▶ Activity
Copy the data precisely, character for character, and leave out every picture.
___ Exercise inputs
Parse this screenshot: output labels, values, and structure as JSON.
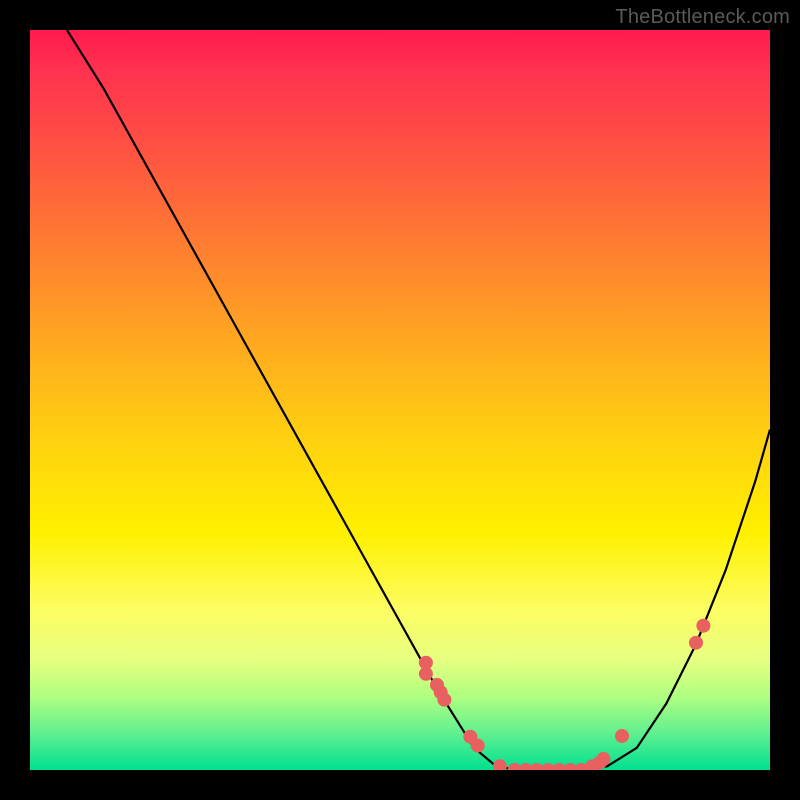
{
  "watermark": "TheBottleneck.com",
  "chart_data": {
    "type": "line",
    "title": "",
    "xlabel": "",
    "ylabel": "",
    "xlim": [
      0,
      1
    ],
    "ylim": [
      0,
      1
    ],
    "series": [
      {
        "name": "curve",
        "x": [
          0.05,
          0.1,
          0.15,
          0.2,
          0.25,
          0.3,
          0.35,
          0.4,
          0.45,
          0.5,
          0.55,
          0.6,
          0.63,
          0.66,
          0.7,
          0.74,
          0.78,
          0.82,
          0.86,
          0.9,
          0.94,
          0.98,
          1.0
        ],
        "y": [
          1.0,
          0.92,
          0.83,
          0.74,
          0.65,
          0.56,
          0.47,
          0.38,
          0.29,
          0.2,
          0.11,
          0.03,
          0.005,
          0.0,
          0.0,
          0.0,
          0.005,
          0.03,
          0.09,
          0.17,
          0.27,
          0.39,
          0.46
        ]
      }
    ],
    "markers": {
      "name": "highlighted-points",
      "x": [
        0.535,
        0.535,
        0.55,
        0.555,
        0.56,
        0.595,
        0.605,
        0.635,
        0.655,
        0.67,
        0.685,
        0.7,
        0.715,
        0.73,
        0.745,
        0.76,
        0.77,
        0.775,
        0.8,
        0.9,
        0.91
      ],
      "y": [
        0.145,
        0.13,
        0.115,
        0.105,
        0.095,
        0.045,
        0.033,
        0.005,
        0.0,
        0.0,
        0.0,
        0.0,
        0.0,
        0.0,
        0.0,
        0.005,
        0.01,
        0.015,
        0.046,
        0.172,
        0.195
      ]
    }
  }
}
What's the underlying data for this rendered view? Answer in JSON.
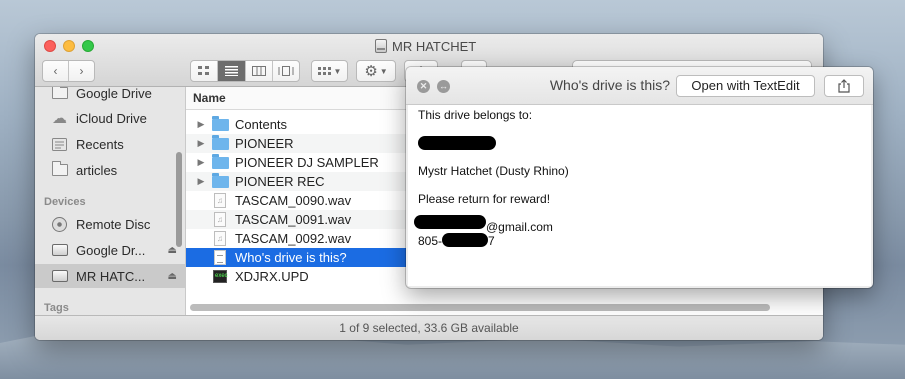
{
  "finder": {
    "title": "MR HATCHET",
    "sidebar": {
      "favorites": [
        {
          "label": "Google Drive",
          "icon": "folder-icon"
        },
        {
          "label": "iCloud Drive",
          "icon": "cloud-icon"
        },
        {
          "label": "Recents",
          "icon": "recents-icon"
        },
        {
          "label": "articles",
          "icon": "folder-icon"
        }
      ],
      "devices_header": "Devices",
      "devices": [
        {
          "label": "Remote Disc",
          "icon": "disc-icon"
        },
        {
          "label": "Google Dr...",
          "icon": "drive-icon"
        },
        {
          "label": "MR HATC...",
          "icon": "drive-icon"
        }
      ],
      "tags_header": "Tags"
    },
    "column_header": "Name",
    "files": [
      {
        "name": "Contents",
        "type": "folder"
      },
      {
        "name": "PIONEER",
        "type": "folder"
      },
      {
        "name": "PIONEER DJ SAMPLER",
        "type": "folder"
      },
      {
        "name": "PIONEER REC",
        "type": "folder"
      },
      {
        "name": "TASCAM_0090.wav",
        "type": "audio"
      },
      {
        "name": "TASCAM_0091.wav",
        "type": "audio"
      },
      {
        "name": "TASCAM_0092.wav",
        "type": "audio"
      },
      {
        "name": "Who's drive is this?",
        "type": "text",
        "selected": true
      },
      {
        "name": "XDJRX.UPD",
        "type": "exec"
      }
    ],
    "status": "1 of 9 selected, 33.6 GB available"
  },
  "quicklook": {
    "title": "Who's drive is this?",
    "open_button": "Open with TextEdit",
    "lines": {
      "l1": "This drive belongs to:",
      "l2": "Mystr Hatchet (Dusty Rhino)",
      "l3": "Please return for reward!",
      "email_suffix": "@gmail.com",
      "phone_prefix": "805-",
      "phone_suffix": "7"
    }
  },
  "colors": {
    "selection": "#1b6ce3",
    "folder": "#6eb5ec"
  }
}
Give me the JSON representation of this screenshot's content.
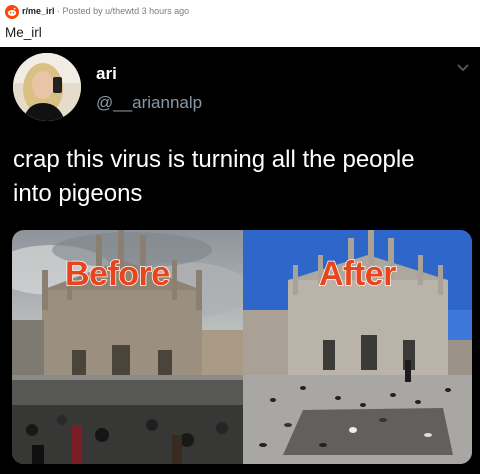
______
▶ Written response
Parse this screenshot: output labels, values, and structure as JSON.
{
  "watermark": "TheBottleneck.com",
  "chart_data": {
    "type": "line",
    "title": "",
    "xlabel": "",
    "ylabel": "",
    "xlim": [
      0,
      1
    ],
    "ylim": [
      0,
      1
    ],
    "series": [
      {
        "name": "curve",
        "x": [
          0.05,
          0.1,
          0.15,
          0.2,
          0.25,
          0.3,
          0.35,
          0.4,
          0.45,
          0.5,
          0.55,
          0.6,
          0.63,
          0.66,
          0.7,
          0.74,
          0.78,
          0.82,
          0.86,
          0.9,
          0.94,
          0.98,
          1.0
        ],
        "y": [
          1.0,
          0.92,
          0.83,
          0.74,
          0.65,
          0.56,
          0.47,
          0.38,
          0.29,
          0.2,
          0.11,
          0.03,
          0.005,
          0.0,
          0.0,
          0.0,
          0.005,
          0.03,
          0.09,
          0.17,
          0.27,
          0.39,
          0.46
        ]
      }
    ],
    "markers": {
      "name": "highlighted-points",
      "x": [
        0.535,
        0.535,
        0.55,
        0.555,
        0.56,
        0.595,
        0.605,
        0.635,
        0.655,
        0.67,
        0.685,
        0.7,
        0.715,
        0.73,
        0.745,
        0.76,
        0.77,
        0.775,
        0.8,
        0.9,
        0.91
      ],
      "y": [
        0.145,
        0.13,
        0.115,
        0.105,
        0.095,
        0.045,
        0.033,
        0.005,
        0.0,
        0.0,
        0.0,
        0.0,
        0.0,
        0.0,
        0.0,
        0.005,
        0.01,
        0.015,
        0.046,
        0.172,
        0.195
      ]
    }
  }
}
What's the underlying data for this rendered view? Answer in JSON.
{
  "finder": {
    "title": "MR HATCHET",
    "sidebar": {
      "favorites": [
        {
          "label": "Google Drive",
          "icon": "folder-icon"
        },
        {
          "label": "iCloud Drive",
          "icon": "cloud-icon"
        },
        {
          "label": "Recents",
          "icon": "recents-icon"
        },
        {
          "label": "articles",
          "icon": "folder-icon"
        }
      ],
      "devices_header": "Devices",
      "devices": [
        {
          "label": "Remote Disc",
          "icon": "disc-icon"
        },
        {
          "label": "Google Dr...",
          "icon": "drive-icon"
        },
        {
          "label": "MR HATC...",
          "icon": "drive-icon"
        }
      ],
      "tags_header": "Tags"
    },
    "column_header": "Name",
    "files": [
      {
        "name": "Contents",
        "type": "folder"
      },
      {
        "name": "PIONEER",
        "type": "folder"
      },
      {
        "name": "PIONEER DJ SAMPLER",
        "type": "folder"
      },
      {
        "name": "PIONEER REC",
        "type": "folder"
      },
      {
        "name": "TASCAM_0090.wav",
        "type": "audio"
      },
      {
        "name": "TASCAM_0091.wav",
        "type": "audio"
      },
      {
        "name": "TASCAM_0092.wav",
        "type": "audio"
      },
      {
        "name": "Who's drive is this?",
        "type": "text",
        "selected": true
      },
      {
        "name": "XDJRX.UPD",
        "type": "exec"
      }
    ],
    "status": "1 of 9 selected, 33.6 GB available"
  },
  "quicklook": {
    "title": "Who's drive is this?",
    "open_button": "Open with TextEdit",
    "lines": {
      "l1": "This drive belongs to:",
      "l2": "Mystr Hatchet (Dusty Rhino)",
      "l3": "Please return for reward!",
      "email_suffix": "@gmail.com",
      "phone_prefix": "805-",
      "phone_suffix": "7"
    }
  },
  "colors": {
    "selection": "#1b6ce3",
    "folder": "#6eb5ec"
  }
}
Give me the JSON representation of this screenshot's content.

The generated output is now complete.